Sarah Collins added a 21st century twist to her grandmother’s idea of surrounding pans with cushions to produce the wonderbag’s fun and funky design. A wonderbag will save up to 30% annual income, reduce CO2 emissions, reduce time spent cooking, save water, and will not burn the food – so you can leave it to cook all day and get on things. Besides, once you’ve seen the shwe-shwe fabric, you’ll want one just for the way it looks.
Get it: online on the wonderbag store or on Amazon (if you buy one for a deserving woman you get R100 off your own)
Photograph courtesy of wonderbag.co.za © (Above)
4. Hippo Water Roller
There is a global water crisis. For thousands, daily water does not come from a tap. It has to be collected, mostly by women and children. Pettie Petzer and Johan Jonker invented the ‘aqua roller’ in 1991.
Later renamed the Hippo Roller it is a 90 litre drum designed to cope with rolling over rough surfaces in rural areas with an easy to fill opening, and a wire frame with a steel handle that allows you to push or pull the roller (which doubles as a device on which to transport sick or wounded or even as a spasa shop). It saves time, reduces the effort of carrying water, increases water availability, and provides a hygienic storage facility. Over 33 000 hippos have been distributed; 95 percent of them donor funded.
Get it: online, or give to the indiegogo social funding project (12 days left, ends on 24 August)
Photograph courtesy of hipporoller.org © (Above)
5. The Cobb oven
Ken Hall designed the Cobb cooker initially as a cooking system for people in rural areas who had no access to electricity. It allowed for safe cooking with little risk of dangerous fires. The cooker used dried corn cobs as a fuel source, which is where the name originated. In 2001 Time magazine called the Cobb one of 34 best inventions of the year. The Cobb Cooker has evolved over the years into an elegant, eco-friendly and efficient design. Using 6-10 briquettes you can use the Cobb cooker to cook anything, anywhere, any time.
Get it: on Yuppie Chef
Photograph courtesy of yuppiechef.com © (Above)
6. Freeplay Encore Player
The funky Encore Player is a solar and dynamo powered multi-band radio, mobile phone charger, MP3 player and recorder all in one! It might be designed for use by small and large groups of people in off-grid communities, and have a humanitarian ethos, but it would not look amiss on your bedside table.
What’s more there are 4 ways of charging it – integrated solar panel, external solar panel, hand crank and DC, and you can use it to read by as it has two super bright LEDs.
Get it: online on the Freeplay Energy website
Photograph courtesy of freeplayenergy.com © (Above)
7. Relate Bracelets
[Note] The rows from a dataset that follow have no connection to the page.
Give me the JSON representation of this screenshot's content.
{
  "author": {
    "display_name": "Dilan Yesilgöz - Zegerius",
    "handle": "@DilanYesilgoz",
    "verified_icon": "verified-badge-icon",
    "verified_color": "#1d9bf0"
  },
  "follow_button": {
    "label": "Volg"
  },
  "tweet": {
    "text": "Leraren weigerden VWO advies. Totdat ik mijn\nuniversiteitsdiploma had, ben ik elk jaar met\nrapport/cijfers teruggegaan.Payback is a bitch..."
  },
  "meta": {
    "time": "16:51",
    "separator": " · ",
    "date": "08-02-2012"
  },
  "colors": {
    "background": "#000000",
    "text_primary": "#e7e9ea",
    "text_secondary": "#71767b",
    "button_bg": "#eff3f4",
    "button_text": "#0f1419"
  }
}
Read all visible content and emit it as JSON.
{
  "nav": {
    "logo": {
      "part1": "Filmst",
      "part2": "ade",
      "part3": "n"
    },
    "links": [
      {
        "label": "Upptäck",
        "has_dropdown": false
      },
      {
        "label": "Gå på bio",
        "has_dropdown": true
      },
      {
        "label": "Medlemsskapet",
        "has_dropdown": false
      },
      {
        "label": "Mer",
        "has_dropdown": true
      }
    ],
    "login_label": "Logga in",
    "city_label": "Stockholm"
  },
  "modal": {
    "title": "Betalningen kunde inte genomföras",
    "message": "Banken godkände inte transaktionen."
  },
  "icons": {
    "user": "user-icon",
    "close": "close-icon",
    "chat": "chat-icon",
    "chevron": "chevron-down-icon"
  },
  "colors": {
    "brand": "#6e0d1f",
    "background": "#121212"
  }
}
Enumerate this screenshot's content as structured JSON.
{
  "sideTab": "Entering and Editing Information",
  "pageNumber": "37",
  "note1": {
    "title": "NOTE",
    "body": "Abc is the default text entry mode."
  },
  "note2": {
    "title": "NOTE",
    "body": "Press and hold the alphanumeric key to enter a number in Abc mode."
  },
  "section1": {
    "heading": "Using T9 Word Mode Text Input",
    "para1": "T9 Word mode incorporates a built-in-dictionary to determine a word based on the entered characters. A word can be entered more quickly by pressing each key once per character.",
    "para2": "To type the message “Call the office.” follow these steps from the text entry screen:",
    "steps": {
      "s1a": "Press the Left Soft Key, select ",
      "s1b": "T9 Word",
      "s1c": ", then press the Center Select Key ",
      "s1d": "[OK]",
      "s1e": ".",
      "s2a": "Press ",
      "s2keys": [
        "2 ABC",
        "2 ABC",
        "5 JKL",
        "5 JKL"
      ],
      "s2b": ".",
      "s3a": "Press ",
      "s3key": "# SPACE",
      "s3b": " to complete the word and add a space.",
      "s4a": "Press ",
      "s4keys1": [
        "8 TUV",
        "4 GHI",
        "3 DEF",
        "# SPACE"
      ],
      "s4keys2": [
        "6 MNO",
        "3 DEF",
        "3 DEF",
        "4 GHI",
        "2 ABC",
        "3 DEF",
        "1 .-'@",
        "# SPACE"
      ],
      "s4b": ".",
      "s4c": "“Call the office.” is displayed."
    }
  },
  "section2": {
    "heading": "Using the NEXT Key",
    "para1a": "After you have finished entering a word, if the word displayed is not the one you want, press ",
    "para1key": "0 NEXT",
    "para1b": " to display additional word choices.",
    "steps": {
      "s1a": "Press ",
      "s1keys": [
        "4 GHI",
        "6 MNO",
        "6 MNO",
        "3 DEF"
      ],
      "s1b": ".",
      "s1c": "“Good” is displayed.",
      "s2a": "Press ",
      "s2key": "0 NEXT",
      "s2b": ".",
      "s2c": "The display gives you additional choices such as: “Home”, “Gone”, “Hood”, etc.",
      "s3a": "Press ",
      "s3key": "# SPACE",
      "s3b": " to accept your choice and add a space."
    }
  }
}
Bead the change or wear the change you want to see; Relate cause bracelets create opportunities that change lives. Since becoming a Trust in 2010, Relate has raised R17.5 million for causes and social upliftment. Their pretty bracelets are made by the elderly, refugees and unemployed township youth, allowing them to earn an income and gain on-the-job training.
Formed in 2004 by Lauren Gillis to help reduce poverty in Cape Town, a third of the proceeds of each bracelet is donated to a cause of choice – and there are many. Each bracelet has a signature ‘R’ bead, which marks it as one of theirs. Choose a cause. Show your support.
Get it: online on the relate.org site
Photograph courtesy of shop.relate.org.za © (Above)